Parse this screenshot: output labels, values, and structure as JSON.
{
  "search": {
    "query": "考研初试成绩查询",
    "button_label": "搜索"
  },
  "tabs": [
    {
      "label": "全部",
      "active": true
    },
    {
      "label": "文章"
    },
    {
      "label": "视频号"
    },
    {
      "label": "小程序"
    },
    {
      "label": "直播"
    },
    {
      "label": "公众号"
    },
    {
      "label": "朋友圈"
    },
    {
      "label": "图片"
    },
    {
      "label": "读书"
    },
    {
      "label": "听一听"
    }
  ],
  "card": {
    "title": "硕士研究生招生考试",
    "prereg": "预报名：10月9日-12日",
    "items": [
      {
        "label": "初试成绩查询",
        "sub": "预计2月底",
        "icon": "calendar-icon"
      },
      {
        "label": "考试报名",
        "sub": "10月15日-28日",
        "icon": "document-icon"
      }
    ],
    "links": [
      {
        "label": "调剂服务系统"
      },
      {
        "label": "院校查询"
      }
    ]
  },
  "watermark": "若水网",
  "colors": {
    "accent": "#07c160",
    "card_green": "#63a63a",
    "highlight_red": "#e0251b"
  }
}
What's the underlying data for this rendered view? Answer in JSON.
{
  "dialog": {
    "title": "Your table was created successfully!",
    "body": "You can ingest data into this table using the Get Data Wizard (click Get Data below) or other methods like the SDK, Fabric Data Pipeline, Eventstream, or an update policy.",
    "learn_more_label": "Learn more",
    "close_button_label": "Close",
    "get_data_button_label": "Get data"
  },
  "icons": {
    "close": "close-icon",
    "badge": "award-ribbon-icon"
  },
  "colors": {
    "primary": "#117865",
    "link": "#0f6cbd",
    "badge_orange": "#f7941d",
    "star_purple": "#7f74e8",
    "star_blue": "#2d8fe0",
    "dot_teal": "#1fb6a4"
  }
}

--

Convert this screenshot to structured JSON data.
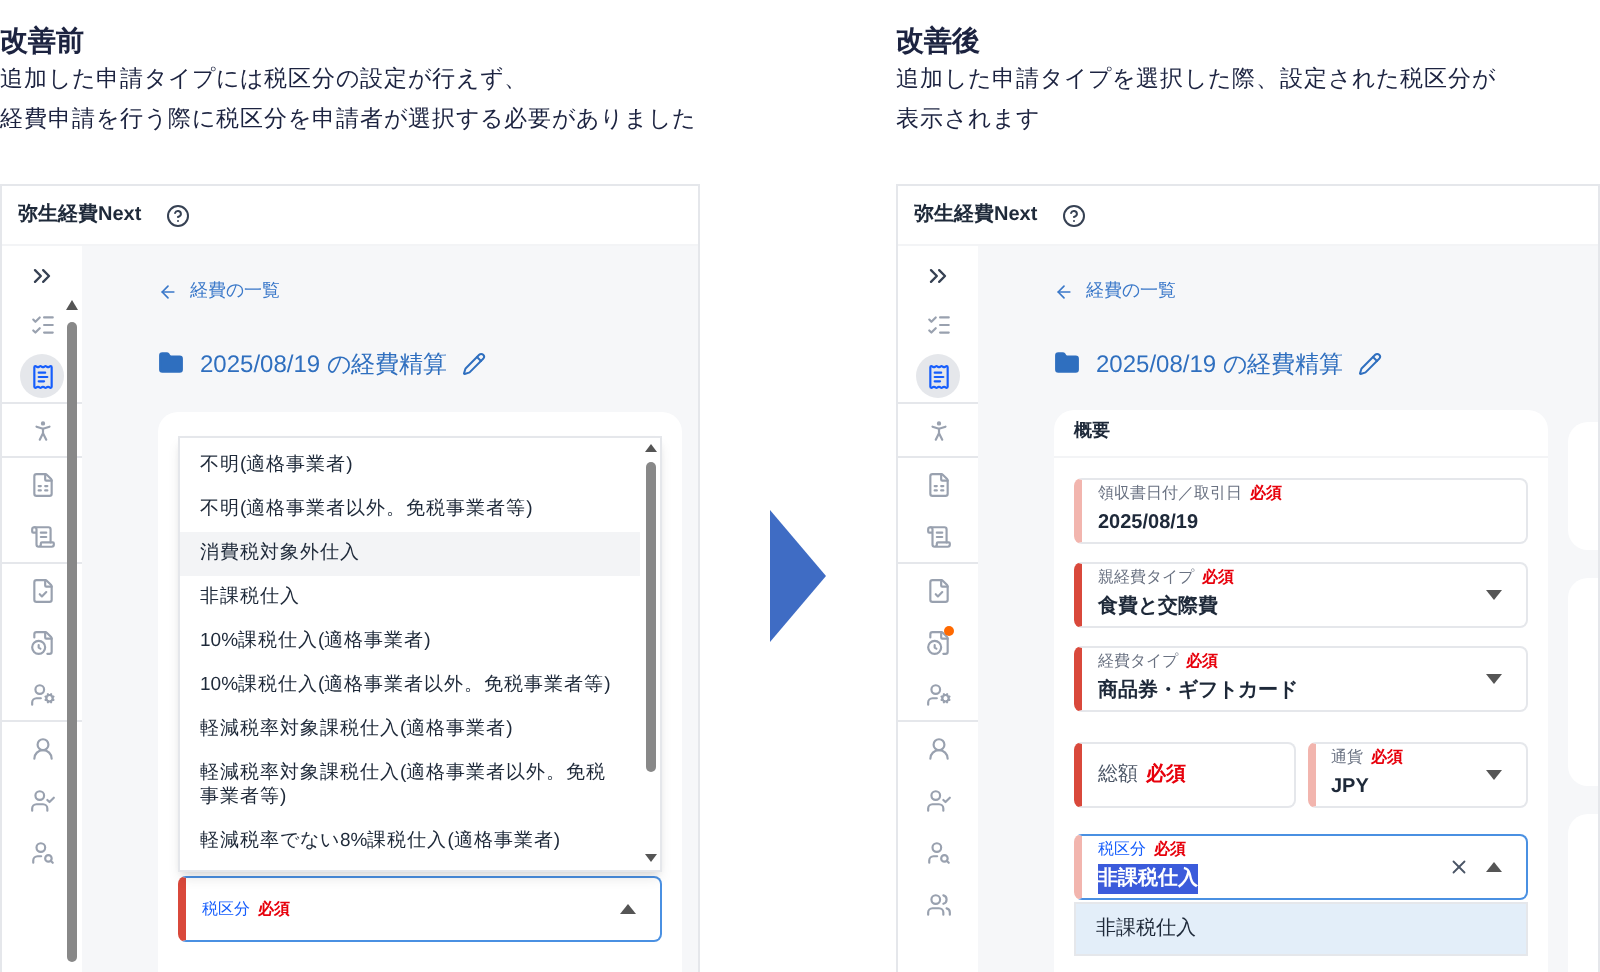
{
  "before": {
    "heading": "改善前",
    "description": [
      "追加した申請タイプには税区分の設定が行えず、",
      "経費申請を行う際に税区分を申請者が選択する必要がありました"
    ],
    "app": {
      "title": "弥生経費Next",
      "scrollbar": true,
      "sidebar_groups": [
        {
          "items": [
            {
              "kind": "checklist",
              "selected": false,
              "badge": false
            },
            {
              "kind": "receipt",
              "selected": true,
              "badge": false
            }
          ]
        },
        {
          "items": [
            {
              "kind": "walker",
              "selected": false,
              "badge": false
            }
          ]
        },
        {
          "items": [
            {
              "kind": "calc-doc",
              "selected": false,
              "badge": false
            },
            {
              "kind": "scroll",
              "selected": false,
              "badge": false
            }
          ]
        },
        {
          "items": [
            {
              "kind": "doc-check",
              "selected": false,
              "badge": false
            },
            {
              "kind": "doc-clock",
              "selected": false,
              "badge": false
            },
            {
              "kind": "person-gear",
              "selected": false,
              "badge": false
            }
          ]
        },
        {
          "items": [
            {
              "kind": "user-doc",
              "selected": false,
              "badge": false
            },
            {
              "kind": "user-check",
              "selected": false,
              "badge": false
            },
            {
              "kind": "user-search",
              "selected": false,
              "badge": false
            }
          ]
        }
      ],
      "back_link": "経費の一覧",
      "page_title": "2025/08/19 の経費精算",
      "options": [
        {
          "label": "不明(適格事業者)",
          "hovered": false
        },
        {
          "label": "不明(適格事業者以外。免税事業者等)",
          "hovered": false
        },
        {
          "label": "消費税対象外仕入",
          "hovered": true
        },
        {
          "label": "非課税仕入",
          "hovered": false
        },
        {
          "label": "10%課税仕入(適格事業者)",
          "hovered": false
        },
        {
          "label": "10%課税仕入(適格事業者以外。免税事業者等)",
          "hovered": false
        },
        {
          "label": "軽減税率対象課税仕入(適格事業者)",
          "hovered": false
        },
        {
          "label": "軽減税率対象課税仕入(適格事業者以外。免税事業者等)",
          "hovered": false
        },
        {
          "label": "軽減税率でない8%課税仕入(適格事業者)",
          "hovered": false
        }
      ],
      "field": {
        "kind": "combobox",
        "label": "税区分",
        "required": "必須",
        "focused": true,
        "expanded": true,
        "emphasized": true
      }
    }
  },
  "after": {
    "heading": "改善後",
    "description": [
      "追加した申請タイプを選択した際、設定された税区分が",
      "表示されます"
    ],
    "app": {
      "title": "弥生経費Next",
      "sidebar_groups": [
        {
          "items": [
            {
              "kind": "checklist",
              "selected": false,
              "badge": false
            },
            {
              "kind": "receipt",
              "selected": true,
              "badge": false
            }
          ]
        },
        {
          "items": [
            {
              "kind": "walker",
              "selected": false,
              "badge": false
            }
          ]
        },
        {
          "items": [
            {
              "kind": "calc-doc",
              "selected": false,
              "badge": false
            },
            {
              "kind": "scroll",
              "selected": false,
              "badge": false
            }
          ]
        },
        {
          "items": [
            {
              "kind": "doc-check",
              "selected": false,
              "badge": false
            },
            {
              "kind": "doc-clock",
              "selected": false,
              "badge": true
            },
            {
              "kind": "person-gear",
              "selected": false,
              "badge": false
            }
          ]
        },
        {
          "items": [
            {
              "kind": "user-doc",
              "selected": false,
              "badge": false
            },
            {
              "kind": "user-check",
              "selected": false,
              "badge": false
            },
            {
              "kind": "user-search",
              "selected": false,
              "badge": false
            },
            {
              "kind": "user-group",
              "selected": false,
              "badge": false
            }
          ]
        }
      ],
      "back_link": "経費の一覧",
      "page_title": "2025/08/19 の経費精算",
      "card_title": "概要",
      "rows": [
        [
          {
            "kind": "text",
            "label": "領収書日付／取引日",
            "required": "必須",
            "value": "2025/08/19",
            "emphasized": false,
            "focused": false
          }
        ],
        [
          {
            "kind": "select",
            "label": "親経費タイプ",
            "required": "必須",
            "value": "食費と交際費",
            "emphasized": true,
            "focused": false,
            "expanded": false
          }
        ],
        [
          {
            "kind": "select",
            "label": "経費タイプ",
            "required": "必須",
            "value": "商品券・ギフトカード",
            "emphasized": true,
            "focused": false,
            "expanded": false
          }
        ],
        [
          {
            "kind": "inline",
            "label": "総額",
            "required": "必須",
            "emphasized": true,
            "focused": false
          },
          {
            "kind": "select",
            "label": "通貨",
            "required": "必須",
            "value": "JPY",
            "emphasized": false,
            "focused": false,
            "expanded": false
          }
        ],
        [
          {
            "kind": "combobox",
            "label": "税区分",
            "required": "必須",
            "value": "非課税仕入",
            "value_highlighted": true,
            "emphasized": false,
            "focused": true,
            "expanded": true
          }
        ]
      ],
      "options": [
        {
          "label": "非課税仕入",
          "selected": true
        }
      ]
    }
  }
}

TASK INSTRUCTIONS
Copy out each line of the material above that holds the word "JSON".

WRITTEN ANSWER
Parse this screenshot: output labels, values, and structure as JSON.
What's the underlying data for this rendered view? Answer in JSON.
Convert this screenshot to structured JSON data.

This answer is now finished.